TASK DESCRIPTION: Could you copy every line of the data that contains the word "icon"?

(Collection entries)
===============

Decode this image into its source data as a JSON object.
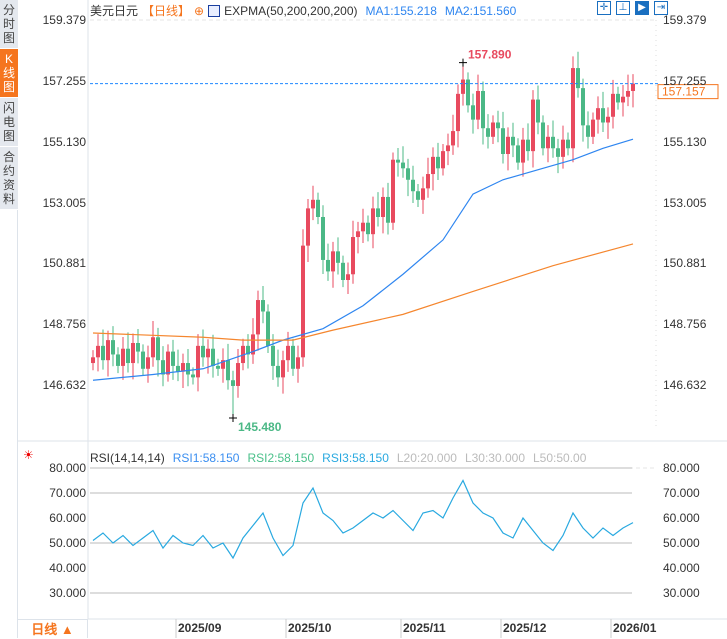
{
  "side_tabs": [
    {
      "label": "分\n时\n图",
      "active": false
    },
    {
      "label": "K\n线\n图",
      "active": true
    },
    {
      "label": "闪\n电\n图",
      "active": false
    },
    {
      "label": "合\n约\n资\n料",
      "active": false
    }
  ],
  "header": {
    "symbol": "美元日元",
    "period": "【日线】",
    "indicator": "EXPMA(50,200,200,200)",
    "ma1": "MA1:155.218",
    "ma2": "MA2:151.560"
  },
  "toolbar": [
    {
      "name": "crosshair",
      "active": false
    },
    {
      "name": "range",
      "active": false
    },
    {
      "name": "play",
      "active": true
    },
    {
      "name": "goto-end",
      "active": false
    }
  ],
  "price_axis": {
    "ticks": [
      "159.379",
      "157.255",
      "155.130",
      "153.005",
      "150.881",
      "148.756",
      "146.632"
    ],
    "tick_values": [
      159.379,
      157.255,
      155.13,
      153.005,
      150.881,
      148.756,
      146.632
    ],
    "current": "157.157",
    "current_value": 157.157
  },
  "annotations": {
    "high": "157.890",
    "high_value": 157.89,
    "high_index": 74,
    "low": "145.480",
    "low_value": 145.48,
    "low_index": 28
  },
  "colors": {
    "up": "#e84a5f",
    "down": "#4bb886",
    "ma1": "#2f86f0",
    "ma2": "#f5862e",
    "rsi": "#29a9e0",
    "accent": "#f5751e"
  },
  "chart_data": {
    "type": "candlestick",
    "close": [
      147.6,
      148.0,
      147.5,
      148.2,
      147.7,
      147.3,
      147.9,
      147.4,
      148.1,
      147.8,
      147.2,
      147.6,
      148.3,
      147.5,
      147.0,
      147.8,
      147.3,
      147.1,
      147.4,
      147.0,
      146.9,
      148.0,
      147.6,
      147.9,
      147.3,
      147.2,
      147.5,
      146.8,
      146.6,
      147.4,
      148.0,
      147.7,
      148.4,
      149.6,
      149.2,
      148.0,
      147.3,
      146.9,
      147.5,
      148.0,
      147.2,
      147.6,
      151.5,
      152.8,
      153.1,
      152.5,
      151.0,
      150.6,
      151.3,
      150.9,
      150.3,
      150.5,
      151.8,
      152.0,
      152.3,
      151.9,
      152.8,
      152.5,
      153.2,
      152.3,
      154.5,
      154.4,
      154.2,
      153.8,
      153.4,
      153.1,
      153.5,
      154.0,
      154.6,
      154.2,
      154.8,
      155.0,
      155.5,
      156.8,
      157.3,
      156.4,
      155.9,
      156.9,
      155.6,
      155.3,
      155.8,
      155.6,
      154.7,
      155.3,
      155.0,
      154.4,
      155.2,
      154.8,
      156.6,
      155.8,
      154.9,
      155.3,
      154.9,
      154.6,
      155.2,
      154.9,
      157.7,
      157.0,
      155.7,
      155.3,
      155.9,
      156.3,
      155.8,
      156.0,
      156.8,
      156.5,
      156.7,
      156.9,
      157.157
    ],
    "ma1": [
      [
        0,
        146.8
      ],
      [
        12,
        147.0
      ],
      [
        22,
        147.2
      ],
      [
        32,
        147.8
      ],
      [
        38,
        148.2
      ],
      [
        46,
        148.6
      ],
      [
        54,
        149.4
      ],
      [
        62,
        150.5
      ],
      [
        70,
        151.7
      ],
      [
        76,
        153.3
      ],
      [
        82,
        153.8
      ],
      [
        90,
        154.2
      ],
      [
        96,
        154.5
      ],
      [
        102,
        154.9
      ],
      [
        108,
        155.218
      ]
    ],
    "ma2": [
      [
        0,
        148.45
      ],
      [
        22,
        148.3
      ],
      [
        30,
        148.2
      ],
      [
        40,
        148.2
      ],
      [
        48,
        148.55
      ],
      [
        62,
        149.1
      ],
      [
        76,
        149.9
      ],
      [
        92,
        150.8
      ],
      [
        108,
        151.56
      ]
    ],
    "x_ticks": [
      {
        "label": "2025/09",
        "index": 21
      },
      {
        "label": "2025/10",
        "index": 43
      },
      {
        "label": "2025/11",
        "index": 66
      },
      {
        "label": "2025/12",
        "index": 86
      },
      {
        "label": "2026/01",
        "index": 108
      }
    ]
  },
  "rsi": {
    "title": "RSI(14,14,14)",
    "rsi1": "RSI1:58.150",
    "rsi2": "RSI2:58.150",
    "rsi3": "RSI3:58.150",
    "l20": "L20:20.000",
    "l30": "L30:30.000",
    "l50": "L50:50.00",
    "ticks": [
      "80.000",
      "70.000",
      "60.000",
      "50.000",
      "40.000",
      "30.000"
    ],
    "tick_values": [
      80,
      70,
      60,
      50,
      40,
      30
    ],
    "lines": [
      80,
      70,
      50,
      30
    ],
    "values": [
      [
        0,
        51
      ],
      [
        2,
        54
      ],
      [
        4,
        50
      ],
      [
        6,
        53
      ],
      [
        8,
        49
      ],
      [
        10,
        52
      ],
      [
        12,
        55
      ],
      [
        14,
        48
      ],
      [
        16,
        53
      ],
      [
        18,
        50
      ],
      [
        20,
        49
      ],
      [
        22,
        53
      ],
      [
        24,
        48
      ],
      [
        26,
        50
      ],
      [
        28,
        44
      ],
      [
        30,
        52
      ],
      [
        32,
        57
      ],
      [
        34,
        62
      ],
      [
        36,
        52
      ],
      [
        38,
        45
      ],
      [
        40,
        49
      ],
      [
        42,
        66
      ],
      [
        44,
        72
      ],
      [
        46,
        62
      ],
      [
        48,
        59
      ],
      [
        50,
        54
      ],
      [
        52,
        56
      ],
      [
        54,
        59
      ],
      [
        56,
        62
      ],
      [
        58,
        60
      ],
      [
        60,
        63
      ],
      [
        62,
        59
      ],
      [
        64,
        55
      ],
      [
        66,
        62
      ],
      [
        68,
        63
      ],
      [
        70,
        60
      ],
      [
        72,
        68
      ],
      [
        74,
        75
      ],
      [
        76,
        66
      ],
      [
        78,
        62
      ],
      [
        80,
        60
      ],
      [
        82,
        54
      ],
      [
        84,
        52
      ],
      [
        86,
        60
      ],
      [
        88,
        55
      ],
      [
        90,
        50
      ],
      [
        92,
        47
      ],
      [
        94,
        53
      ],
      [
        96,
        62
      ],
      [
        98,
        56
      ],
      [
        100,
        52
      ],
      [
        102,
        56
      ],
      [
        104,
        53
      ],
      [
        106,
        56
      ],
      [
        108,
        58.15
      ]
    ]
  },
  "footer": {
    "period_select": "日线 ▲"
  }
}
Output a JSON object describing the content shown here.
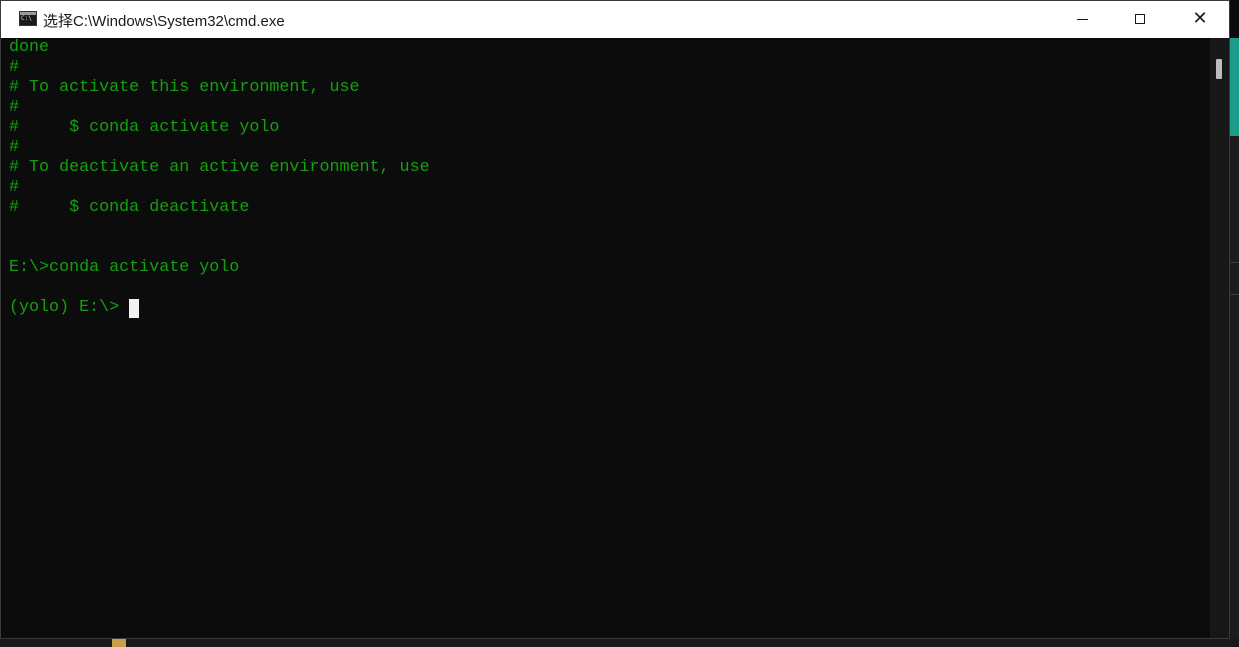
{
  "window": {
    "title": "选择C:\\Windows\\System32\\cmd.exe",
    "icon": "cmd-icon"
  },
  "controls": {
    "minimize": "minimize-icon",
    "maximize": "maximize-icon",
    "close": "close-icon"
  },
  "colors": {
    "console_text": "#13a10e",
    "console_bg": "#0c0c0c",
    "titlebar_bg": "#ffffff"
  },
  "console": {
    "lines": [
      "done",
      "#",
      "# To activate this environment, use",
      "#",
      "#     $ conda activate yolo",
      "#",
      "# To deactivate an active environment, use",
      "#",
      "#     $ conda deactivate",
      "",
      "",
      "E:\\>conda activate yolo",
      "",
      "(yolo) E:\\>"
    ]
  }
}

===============

WRITTEN REPLY:
    "icon": "cmd-icon"
    "minimize": "minimize-icon",
    "maximize": "maximize-icon",
    "close": "close-icon"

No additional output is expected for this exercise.